---- Records shown

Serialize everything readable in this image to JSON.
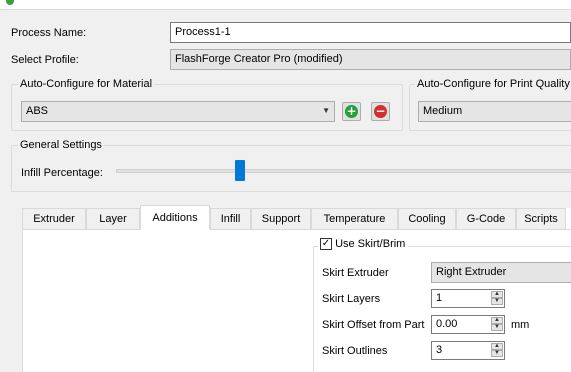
{
  "process": {
    "name_label": "Process Name:",
    "name_value": "Process1-1",
    "profile_label": "Select Profile:",
    "profile_value": "FlashForge Creator Pro (modified)"
  },
  "material": {
    "group_title": "Auto-Configure for Material",
    "selected": "ABS"
  },
  "quality": {
    "group_title": "Auto-Configure for Print Quality",
    "selected": "Medium"
  },
  "general": {
    "group_title": "General Settings",
    "infill_label": "Infill Percentage:",
    "infill_fraction": 0.27
  },
  "tabs": [
    {
      "label": "Extruder"
    },
    {
      "label": "Layer"
    },
    {
      "label": "Additions"
    },
    {
      "label": "Infill"
    },
    {
      "label": "Support"
    },
    {
      "label": "Temperature"
    },
    {
      "label": "Cooling"
    },
    {
      "label": "G-Code"
    },
    {
      "label": "Scripts"
    }
  ],
  "active_tab": "Additions",
  "skirt": {
    "checkbox_label": "Use Skirt/Brim",
    "checked": true,
    "extruder_label": "Skirt Extruder",
    "extruder_value": "Right Extruder",
    "layers_label": "Skirt Layers",
    "layers_value": "1",
    "offset_label": "Skirt Offset from Part",
    "offset_value": "0.00",
    "offset_unit": "mm",
    "outlines_label": "Skirt Outlines",
    "outlines_value": "3"
  }
}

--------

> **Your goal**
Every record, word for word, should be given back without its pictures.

> **Your solution**
Serialize everything readable in this image to JSON.
{
  "process": {
    "name_label": "Process Name:",
    "name_value": "Process1-1",
    "profile_label": "Select Profile:",
    "profile_value": "FlashForge Creator Pro (modified)"
  },
  "material": {
    "group_title": "Auto-Configure for Material",
    "selected": "ABS"
  },
  "quality": {
    "group_title": "Auto-Configure for Print Quality",
    "selected": "Medium"
  },
  "general": {
    "group_title": "General Settings",
    "infill_label": "Infill Percentage:",
    "infill_fraction": 0.27
  },
  "tabs": [
    {
      "label": "Extruder"
    },
    {
      "label": "Layer"
    },
    {
      "label": "Additions"
    },
    {
      "label": "Infill"
    },
    {
      "label": "Support"
    },
    {
      "label": "Temperature"
    },
    {
      "label": "Cooling"
    },
    {
      "label": "G-Code"
    },
    {
      "label": "Scripts"
    }
  ],
  "active_tab": "Additions",
  "skirt": {
    "checkbox_label": "Use Skirt/Brim",
    "checked": true,
    "extruder_label": "Skirt Extruder",
    "extruder_value": "Right Extruder",
    "layers_label": "Skirt Layers",
    "layers_value": "1",
    "offset_label": "Skirt Offset from Part",
    "offset_value": "0.00",
    "offset_unit": "mm",
    "outlines_label": "Skirt Outlines",
    "outlines_value": "3"
  }
}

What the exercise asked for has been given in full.